The consensus regarding the arrest and charging of former Park Hill Group executive Andrew Caspersen is that the situation is not good for the private equity secondaries business.
While a few sources made the point that one bad actor doesn’t implicate an entire industry, several secondary market sources say it’s especially bad for secondaries. This is because this niche strategy, in an already niche market like private equity, is young and growing.
Secondaries has lost its stigma in recent years. In the past, the feeling was that if you were selling an interest in a fund, it was a mark against the GP. That has changed and now we’re at a point in which most people understand secondary sales are more about portfolio management than popularity.
What the secondaries market didn’t need was a full-blown scandal to leave even a hint of doubt in a potential seller’s mind, especially institutions that answer to politically elected boards like many public pensions.
This gets trickier when considering the business of restructuring older private equity funds — a niche strategy in a niche corner of the already niche PE industry.
The market has held at record or near-record secondaries transaction volume for the past few years and appears to be only growing. Helping drive that volume are so-called GP-led liquidity solutions like restructurings — ways in which firms provide investors in older funds with exit options.
Caspersen’s alleged scheme used a name very similar to the name of a large restructuring process in the market last year: Irving Place Capital Partners III. Park Hill ran the process, in which Coller Capital led an investor group that bought out existing Fund III LPs and kicked in fresh capital for new investments.
To be clear, the charges against Caspersen don’t relate to the actual Irving Place restructuring deal. But the two situations are bound up: Every time you read about Caspersen, you see the name Irving Place. You read about secondaries.
Further, restructurings have come under the scrutiny of the Securities and Exchange Commission in recent years. The agency is focused on making sure that existing LPs are not forced into “two bad options,” Igor Rozenblit, co-head of the private-funds unit in the SEC’s Office of Compliance Inspections and Examinations, said at a conference last year.

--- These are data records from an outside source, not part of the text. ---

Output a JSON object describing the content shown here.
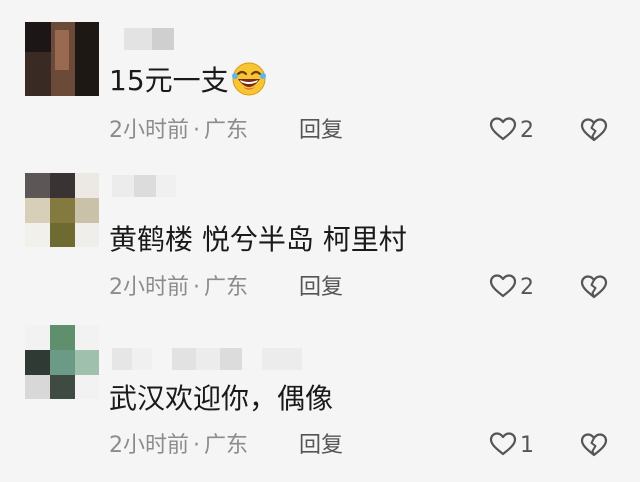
{
  "comments": [
    {
      "text": "15元一支",
      "emoji": "laughing-emoji",
      "time": "2小时前",
      "location": "广东",
      "separator": "·",
      "reply_label": "回复",
      "likes": "2"
    },
    {
      "text": "黄鹤楼 悦兮半岛  柯里村",
      "time": "2小时前",
      "location": "广东",
      "separator": "·",
      "reply_label": "回复",
      "likes": "2"
    },
    {
      "text": "武汉欢迎你，偶像",
      "time": "2小时前",
      "location": "广东",
      "separator": "·",
      "reply_label": "回复",
      "likes": "1"
    }
  ],
  "icons": {
    "like": "heart-outline-icon",
    "dislike": "broken-heart-icon"
  },
  "colors": {
    "background": "#f5f5f5",
    "text": "#1a1a1a",
    "meta": "#8c8c8c",
    "icon": "#555555"
  }
}
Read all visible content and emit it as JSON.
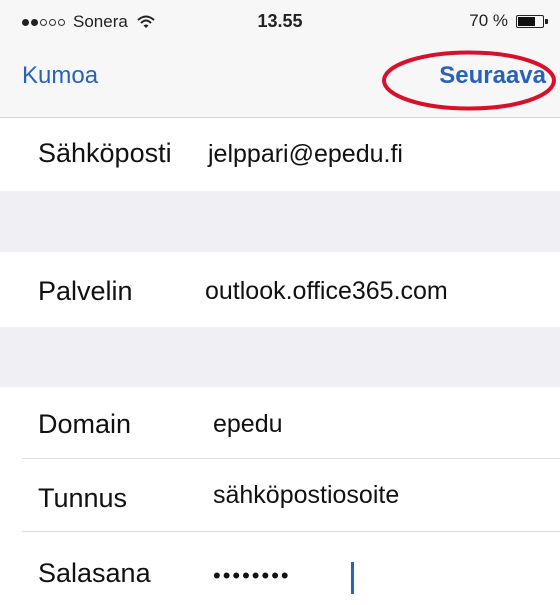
{
  "status_bar": {
    "carrier": "Sonera",
    "time": "13.55",
    "battery_text": "70 %",
    "battery_level": 0.7,
    "signal_bars_filled": 2,
    "signal_bars_total": 5
  },
  "nav": {
    "cancel_label": "Kumoa",
    "next_label": "Seuraava",
    "highlight_color": "#d8102a"
  },
  "form": {
    "email": {
      "label": "Sähköposti",
      "value": "jelppari@epedu.fi"
    },
    "server": {
      "label": "Palvelin",
      "value": "outlook.office365.com"
    },
    "domain": {
      "label": "Domain",
      "value": "epedu"
    },
    "username": {
      "label": "Tunnus",
      "value": "sähköpostiosoite"
    },
    "password": {
      "label": "Salasana",
      "value": "••••••••"
    }
  },
  "colors": {
    "accent": "#2a62b8",
    "group_background": "#efeff4"
  }
}
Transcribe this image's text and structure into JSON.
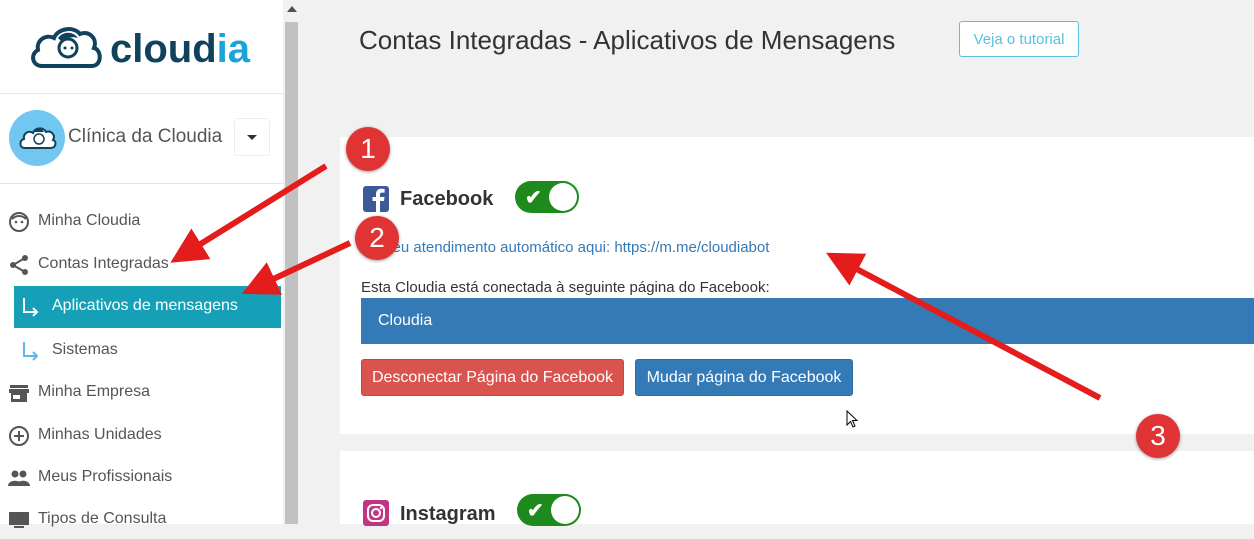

In February, Rozenblit told the audience at Private Equity International’s CFO and COOs Forum that the SEC was watching so-called zombie funds, aging funds with managers who aren’t likely to raise new money. These are the types of funds ripe for restructuring.
Zombie funds “may be tempted to resort to creative approaches in markets that are less favorable,” Rozenblit said, according to PEI.
Restructurings are a creative market solution to a growing problem: how to fairly end private-equity funds.
It’s been interesting to watch the industry not only come up with a way to deal with aging PE funds, but also to tweak this process to make it as fair as possible to all players. What started out as “the Wild West” a few years ago, one secondary source said, has become increasingly streamlined and, importantly, gives LPs the chance to have their voice as part of the process.
It would be unfortunate if this one situation stunts the growth of this important strategy.
Photo of Chris Witkowsky by Wendy Witkowsky